What to produce:
A complete answer lists every line of the entries below where the string "this" appears.

(Given data begins)

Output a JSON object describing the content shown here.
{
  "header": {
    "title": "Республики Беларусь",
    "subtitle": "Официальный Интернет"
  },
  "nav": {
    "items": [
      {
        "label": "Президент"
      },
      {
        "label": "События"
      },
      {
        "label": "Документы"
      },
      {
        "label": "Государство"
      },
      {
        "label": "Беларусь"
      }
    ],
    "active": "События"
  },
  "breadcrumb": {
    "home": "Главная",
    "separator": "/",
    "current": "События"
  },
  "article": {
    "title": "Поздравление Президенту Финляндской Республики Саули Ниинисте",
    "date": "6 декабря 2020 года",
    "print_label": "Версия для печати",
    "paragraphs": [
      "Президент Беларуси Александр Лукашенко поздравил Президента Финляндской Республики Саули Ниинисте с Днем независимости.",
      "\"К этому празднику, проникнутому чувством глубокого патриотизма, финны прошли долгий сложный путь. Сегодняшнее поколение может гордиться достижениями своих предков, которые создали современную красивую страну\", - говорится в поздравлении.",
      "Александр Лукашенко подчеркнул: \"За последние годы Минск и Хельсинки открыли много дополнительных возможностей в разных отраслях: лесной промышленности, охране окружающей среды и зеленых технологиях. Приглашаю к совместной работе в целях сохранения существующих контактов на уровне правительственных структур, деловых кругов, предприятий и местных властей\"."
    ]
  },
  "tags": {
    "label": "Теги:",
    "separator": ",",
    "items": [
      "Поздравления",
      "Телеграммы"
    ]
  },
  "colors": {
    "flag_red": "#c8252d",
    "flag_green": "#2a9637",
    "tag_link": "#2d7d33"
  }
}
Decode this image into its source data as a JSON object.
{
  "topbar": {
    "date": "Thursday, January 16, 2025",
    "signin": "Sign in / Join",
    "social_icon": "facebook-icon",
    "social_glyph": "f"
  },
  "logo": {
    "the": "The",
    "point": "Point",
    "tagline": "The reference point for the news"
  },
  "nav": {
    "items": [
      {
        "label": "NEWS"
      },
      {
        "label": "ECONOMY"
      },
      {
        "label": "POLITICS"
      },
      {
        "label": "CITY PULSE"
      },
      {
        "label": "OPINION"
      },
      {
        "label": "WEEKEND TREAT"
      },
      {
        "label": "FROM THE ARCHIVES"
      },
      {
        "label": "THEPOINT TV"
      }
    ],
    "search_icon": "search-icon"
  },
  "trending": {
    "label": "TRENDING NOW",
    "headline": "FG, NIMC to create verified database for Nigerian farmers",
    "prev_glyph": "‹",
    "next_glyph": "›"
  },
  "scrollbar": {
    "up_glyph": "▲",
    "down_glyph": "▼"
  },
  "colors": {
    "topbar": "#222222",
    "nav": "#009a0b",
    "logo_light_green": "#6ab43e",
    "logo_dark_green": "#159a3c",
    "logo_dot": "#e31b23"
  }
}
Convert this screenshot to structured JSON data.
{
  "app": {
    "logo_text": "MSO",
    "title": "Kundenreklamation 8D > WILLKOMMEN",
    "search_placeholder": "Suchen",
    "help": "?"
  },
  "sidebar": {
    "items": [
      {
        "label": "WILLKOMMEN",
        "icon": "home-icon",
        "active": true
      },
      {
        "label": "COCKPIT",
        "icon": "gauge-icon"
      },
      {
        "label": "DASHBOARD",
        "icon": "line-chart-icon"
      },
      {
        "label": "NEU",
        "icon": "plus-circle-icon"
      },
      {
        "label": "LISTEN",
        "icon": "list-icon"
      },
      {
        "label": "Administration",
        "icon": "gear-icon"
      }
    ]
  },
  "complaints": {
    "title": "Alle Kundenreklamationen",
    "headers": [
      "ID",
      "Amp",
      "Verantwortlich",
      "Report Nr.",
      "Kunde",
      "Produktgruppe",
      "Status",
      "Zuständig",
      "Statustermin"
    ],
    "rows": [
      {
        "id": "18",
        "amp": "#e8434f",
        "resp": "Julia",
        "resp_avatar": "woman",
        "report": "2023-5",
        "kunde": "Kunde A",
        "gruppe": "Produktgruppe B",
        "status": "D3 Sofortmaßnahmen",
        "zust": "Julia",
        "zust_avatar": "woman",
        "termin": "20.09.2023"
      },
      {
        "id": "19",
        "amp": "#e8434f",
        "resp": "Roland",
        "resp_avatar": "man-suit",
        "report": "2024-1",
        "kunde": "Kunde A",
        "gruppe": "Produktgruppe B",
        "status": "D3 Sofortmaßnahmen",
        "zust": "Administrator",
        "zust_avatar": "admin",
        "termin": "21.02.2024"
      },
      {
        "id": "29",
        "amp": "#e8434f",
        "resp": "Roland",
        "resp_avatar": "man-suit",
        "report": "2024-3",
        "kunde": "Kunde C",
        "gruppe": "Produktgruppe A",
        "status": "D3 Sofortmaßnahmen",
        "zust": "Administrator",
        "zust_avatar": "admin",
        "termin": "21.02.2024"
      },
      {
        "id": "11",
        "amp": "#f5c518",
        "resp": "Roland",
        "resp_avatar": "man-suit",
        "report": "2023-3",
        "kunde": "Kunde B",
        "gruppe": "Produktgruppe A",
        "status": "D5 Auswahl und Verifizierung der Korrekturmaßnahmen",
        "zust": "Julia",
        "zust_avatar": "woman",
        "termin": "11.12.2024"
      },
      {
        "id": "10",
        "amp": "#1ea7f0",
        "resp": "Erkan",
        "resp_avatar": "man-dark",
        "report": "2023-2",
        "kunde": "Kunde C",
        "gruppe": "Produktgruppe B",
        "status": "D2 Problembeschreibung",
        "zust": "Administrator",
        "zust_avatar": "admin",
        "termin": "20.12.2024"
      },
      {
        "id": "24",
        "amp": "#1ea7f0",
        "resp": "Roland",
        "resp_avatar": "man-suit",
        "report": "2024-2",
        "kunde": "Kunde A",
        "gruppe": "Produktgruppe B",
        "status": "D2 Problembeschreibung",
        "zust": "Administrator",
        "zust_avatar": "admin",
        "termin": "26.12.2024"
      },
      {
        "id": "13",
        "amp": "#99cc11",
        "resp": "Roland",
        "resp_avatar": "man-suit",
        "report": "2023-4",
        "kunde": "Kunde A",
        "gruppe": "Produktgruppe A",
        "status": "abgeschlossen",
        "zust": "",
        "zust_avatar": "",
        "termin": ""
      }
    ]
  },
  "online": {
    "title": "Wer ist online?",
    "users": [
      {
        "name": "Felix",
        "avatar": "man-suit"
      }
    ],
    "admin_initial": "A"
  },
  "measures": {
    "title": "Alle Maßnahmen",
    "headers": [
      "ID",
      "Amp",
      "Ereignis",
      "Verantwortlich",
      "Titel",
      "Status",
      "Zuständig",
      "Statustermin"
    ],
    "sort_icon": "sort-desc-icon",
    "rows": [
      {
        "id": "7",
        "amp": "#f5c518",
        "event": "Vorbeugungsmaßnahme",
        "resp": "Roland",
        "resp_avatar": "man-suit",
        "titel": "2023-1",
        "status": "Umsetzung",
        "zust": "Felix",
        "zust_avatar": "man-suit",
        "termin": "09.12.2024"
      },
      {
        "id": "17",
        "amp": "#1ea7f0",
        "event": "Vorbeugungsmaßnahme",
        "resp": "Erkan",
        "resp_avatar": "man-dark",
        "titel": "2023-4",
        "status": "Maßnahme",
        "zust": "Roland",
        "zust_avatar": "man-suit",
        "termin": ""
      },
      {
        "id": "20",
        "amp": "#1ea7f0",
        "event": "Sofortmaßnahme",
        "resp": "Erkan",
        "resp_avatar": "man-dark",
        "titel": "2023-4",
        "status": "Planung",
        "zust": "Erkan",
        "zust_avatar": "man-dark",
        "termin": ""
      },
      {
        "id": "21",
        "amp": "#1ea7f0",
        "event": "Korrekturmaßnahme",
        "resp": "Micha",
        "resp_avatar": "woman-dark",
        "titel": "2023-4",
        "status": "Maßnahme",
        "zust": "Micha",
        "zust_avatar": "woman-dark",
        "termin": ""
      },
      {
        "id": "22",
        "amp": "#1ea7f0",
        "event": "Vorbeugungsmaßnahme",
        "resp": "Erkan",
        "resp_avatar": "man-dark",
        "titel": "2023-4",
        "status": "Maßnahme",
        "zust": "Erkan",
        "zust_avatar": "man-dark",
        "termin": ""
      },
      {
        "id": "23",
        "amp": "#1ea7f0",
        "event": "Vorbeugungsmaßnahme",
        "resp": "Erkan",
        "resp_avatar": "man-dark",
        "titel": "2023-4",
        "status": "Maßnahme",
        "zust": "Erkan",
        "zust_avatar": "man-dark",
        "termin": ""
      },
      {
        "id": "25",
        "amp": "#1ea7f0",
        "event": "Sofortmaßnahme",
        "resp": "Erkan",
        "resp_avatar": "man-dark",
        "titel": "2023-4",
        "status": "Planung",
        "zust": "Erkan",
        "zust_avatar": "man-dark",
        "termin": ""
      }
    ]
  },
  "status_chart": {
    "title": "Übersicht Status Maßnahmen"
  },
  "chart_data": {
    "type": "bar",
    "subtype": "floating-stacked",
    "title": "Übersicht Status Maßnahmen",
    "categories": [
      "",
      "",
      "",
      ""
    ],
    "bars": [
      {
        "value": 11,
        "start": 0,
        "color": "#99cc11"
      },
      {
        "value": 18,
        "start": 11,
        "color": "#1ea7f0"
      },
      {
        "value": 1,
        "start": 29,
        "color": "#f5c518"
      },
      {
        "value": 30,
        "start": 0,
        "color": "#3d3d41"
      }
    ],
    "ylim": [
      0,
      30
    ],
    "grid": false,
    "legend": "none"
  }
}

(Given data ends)

Response to the exercise:
Decode this image into its source data as a JSON object.
Convert this screenshot to structured JSON data.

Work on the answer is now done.